Tehran, mid-1980s. In a rickety office, a man wearing a rumpled suit and the pursed face of a bureaucrat takes notes. He’s flanked by a photograph of Ayatollah Khomeini on one side and the tremendous expanse of Tehran’s skyline on the other. He barely looks up as a chador-wrapped woman named Shideh begs to return to medical school despite her “naïve” support for leftist causes during the Cultural Revolution. “It was a mistake,” she pleads. “I didn’t know better.” Her attention is diverted as a bomb pierces the city. He doesn’t even notice, launches into a lecture about consequences.
In this theocratically patriarchic police state, Shideh doesn’t stand a chance. Following decades of secularism and expanded civil rights, Iran’s theologically fundamentalist Cultural Revolution rejected Western influence with an iron fist. Women weren’t just sent back to the kitchen, they were chained to it. Around this premise, first-time Writer-director Babak Anvari fashions one of the tightest and most politically charged horror movies in recent memory. When Shideh returns home, she removes her headscarf and locks away her most prized possession: a medical textbook inscribed with a loving note from her mother, a former doctor herself. Within the safety of her apartment, she wears whatever she wants, stands up to husband Iraj, and works out to Jane Fonda tapes. She even has a driver’s license.
But whenever she exerts her innate sense of personhood, nature pushes back. The first manifestation comes in the form of bombing raids that blanket the apartment in darkness. As rumors of impending Iraqi missiles send Iraj to the front lines (rumors Shideh pragmatically dismisses), Shideh is left to care for their daughter, Dorsa. And that’s where the real horrors penetrate her tiny liberal bastion.
Already beginning to crack thanks to Iraj’s denouncement of her most basic maternal responsibility, Shideh’s rationality comes under further attack when Dorsa insists that they’ve been targeted by djinn (ghouls or, more closely, genies), who have the power to possess and worse. Superficially, this kind of material might seem reactionary—demons correct Shideh’s misplaced faith in science. (Most famously, The Exorcist charged that single mothers risk inviting Satan into their homes and pubescent daughters.) But Anvari uses the threat of fundamentalist religion as a symbol for theocratic overreach. When Shideh oversteps her social function, the psychic toll is both internal and external. The “shadow” of the movie’s title holds a dual function too; there’s a hopelessness in Shideh’s efforts to impart her mother’s secular values onto a daughter raised in a world without logic.
Anvari’s movie is under a shadow of its own. In the 1990s, Iran was the source of the world’s most exciting movies. Led by giants like Abbas Kiarostami (who died earlier this year), the movement was subject to intense censorship and responded by rejecting classic formal techniques in favor of meta-textual flourishes. Under the Shadow retains the earlier generation’s braininess but burnishes its look and pace with glossy electricity. Balancing jump scares with slow-burning dread, it’s a solidly spooky effort—a strikingly political take on The Babadook.

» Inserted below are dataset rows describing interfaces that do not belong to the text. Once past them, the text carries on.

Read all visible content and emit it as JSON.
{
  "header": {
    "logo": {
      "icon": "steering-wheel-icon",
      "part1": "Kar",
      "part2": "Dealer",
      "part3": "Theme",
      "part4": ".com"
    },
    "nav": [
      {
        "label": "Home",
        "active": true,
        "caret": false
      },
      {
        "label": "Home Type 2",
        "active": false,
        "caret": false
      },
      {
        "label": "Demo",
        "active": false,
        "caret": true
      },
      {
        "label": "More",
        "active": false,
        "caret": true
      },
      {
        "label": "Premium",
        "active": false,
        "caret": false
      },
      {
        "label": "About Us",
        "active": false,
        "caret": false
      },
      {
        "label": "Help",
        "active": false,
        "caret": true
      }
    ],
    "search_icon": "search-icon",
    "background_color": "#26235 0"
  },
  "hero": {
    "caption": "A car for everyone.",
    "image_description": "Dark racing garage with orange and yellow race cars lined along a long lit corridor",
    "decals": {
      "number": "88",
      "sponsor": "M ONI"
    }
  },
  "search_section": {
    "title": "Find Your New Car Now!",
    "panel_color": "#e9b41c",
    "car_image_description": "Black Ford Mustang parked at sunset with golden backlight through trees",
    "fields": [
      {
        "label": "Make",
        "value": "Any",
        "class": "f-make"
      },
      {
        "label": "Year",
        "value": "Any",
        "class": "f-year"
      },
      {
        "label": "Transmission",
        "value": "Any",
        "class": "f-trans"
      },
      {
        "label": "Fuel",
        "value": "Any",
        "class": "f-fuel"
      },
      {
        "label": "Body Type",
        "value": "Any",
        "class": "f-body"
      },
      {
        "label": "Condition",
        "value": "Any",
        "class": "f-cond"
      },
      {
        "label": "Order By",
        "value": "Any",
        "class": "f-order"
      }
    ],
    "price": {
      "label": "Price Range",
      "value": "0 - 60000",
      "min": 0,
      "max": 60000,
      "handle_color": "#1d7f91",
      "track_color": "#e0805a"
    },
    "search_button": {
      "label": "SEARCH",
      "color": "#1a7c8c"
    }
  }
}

In the opening crawl, the movie describes the Cultural Revolution and the Iraq-Iran War as “a period of darkness where fear and anxiety thrived.” Under the Shadow gets at those fears and anxieties in a way that crawls under the skin, but its lasting impact is in the head.
Under the Shadow. Written and directed by Babak Anvari. Starring Narges Rashidi, Avin Manshadi, and Bobby Naderi. Opens in Kansas City October 7.